[EXERCISE INSTRUCTIONS]: Go through the listing below and gather every line with the word "true".
Segment Start: MATERIAL FOR THIS TASK
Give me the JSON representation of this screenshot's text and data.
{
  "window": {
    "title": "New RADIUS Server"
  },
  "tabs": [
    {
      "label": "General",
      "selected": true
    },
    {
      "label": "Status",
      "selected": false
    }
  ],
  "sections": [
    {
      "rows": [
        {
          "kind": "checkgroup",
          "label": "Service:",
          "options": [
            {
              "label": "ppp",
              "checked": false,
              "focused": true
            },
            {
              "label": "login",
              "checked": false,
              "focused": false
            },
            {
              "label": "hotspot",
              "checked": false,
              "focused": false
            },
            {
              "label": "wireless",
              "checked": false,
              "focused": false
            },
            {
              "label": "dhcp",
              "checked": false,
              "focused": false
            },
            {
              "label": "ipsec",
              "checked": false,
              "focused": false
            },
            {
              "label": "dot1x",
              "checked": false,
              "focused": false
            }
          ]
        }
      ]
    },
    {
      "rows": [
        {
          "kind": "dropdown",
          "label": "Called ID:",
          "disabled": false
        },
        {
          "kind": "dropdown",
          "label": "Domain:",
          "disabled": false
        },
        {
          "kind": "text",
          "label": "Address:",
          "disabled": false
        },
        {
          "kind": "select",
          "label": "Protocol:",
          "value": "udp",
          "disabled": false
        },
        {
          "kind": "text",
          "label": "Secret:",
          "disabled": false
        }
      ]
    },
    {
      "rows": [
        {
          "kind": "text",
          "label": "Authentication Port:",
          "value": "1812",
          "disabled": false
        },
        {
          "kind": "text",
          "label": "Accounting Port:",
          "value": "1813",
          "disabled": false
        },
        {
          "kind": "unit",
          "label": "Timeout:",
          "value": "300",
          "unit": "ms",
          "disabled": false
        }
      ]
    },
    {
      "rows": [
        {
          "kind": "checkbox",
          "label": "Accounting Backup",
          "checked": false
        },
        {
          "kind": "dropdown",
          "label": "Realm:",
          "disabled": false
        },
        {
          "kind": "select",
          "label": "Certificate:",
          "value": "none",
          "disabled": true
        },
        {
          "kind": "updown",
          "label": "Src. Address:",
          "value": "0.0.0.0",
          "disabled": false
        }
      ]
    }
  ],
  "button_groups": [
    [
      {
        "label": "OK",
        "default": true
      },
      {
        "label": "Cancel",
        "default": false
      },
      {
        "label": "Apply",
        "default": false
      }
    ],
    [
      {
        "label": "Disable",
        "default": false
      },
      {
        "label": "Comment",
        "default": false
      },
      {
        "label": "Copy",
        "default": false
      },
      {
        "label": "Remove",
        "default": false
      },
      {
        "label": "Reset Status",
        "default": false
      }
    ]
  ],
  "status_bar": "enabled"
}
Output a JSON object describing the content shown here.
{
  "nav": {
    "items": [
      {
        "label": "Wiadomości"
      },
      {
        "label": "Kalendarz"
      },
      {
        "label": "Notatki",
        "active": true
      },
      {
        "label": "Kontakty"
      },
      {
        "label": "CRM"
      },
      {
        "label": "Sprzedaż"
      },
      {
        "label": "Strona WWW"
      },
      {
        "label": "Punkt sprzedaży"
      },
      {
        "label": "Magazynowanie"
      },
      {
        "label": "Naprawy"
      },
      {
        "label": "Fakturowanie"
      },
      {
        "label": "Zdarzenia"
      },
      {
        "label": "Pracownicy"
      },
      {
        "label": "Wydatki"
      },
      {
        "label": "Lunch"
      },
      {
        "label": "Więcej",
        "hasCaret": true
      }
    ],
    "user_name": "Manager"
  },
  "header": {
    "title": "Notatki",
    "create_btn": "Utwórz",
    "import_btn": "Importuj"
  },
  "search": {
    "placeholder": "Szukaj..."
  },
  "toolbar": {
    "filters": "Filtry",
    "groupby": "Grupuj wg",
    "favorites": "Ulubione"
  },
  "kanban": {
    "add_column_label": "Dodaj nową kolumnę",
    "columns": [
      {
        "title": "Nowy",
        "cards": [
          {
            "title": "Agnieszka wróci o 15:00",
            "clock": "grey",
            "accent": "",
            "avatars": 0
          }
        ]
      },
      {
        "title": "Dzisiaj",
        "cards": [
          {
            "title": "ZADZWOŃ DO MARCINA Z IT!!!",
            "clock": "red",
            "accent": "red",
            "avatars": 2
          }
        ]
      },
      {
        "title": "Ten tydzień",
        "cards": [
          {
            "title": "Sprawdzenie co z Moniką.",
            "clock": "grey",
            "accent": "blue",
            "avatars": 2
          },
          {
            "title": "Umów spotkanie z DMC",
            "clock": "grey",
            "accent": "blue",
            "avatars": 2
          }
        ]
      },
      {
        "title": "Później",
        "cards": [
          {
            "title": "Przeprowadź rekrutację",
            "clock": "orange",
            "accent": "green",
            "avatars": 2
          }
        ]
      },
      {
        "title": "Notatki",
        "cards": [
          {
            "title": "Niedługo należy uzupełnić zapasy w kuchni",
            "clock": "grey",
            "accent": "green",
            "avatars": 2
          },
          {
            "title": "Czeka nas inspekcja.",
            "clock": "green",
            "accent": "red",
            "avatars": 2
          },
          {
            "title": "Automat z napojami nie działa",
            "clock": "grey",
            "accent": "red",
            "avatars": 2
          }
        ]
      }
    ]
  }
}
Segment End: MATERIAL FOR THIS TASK
[SOLUTION TO THIS TASK]:
      "selected": true
              "focused": true
          "disabled": true
        "default": true
        "active": true
        "hasCaret": true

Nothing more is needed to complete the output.